Purpose: This analysis compares drug therapy to achieve optimal lipid profiles (LP) and improve cardiovascular (CV) outcomes in patients (pts) treated in a collaborative practice model (CPM) with those treated in a general/specialty practice model (GSPM). We tested the hypothesis that CPM treated pts achieve better LP goals and have reduced CV events.
Methods: CPM is a cardiologist-nurse model. This is a retrospective cohort analysis of CPM (n = 524) and an integrated, managed-care database, GSPM (n = 35,911). All pts had a LP between 1/1/00 – 12/31/03; had a minimum 12 months health plan eligibility pre-and post-baseline LP; and are defined as primary or secondary risk based on ICD-9 and CPT codes and pharmacy records. Optimal LP values are based on NCEP ATP III goals and AHA recommendations for women. Laboratory values, drug therapy and CV events are assessed from the time of the initial LP for a follow-up of up to 5 years.
Results: More CPM pts are categorized as secondary risk and have a greater burden of dyslipidemia. Drug therapy (%) in CPM is: none 9, statin 24, niacin 12 and combination 55; GSPM (% initial therapy): none 68, statin 26, niacin 1 and combination 4. The % of pts at LP goals (CPM vs. GSPM) is reported in the graph (LDL-C, nonHDL-C, HDL-C, TG and the simultaneous achievement of all three lipids based on risk). The results favor CPM compared to GSPM in all categories (p < .0001). The mean TC/HDL ratio is 3.6 (+/− 1.25) for CPM and 4.4 (+/− 1.28) for GSPM (p < .0001). CV events occurred in 1.7% in the CPM vs. 13.5% in the GSPM (p < .0001).
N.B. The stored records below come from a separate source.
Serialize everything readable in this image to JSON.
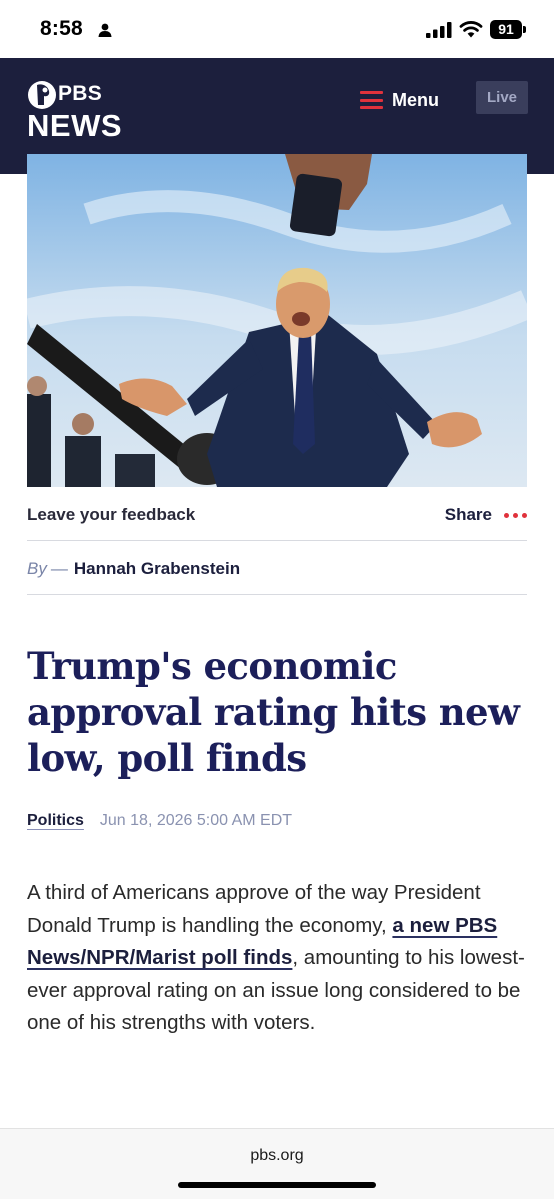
{
  "status_bar": {
    "time": "8:58",
    "battery": "91"
  },
  "header": {
    "logo_pbs": "PBS",
    "logo_news": "NEWS",
    "menu_label": "Menu",
    "live_label": "Live",
    "background_color": "#1c1f3d",
    "accent_color": "#e0323c"
  },
  "article_tools": {
    "feedback_label": "Leave your feedback",
    "share_label": "Share"
  },
  "byline": {
    "prefix": "By",
    "dash": "—",
    "author": "Hannah Grabenstein"
  },
  "article": {
    "headline": "Trump's economic approval rating hits new low, poll finds",
    "category": "Politics",
    "date": "Jun 18, 2026 5:00 AM EDT",
    "body_before_link": "A third of Americans approve of the way President Donald Trump is handling the economy, ",
    "body_link": "a new PBS News/NPR/Marist poll finds",
    "body_after_link": ", amounting to his lowest-ever approval rating on an issue long considered to be one of his strengths with voters."
  },
  "browser": {
    "url": "pbs.org"
  }
}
Conclusion: This analysis provides data supporting that CPM is more effective at LP target attainment and reduction of CV events, consistent with AHA recommendations.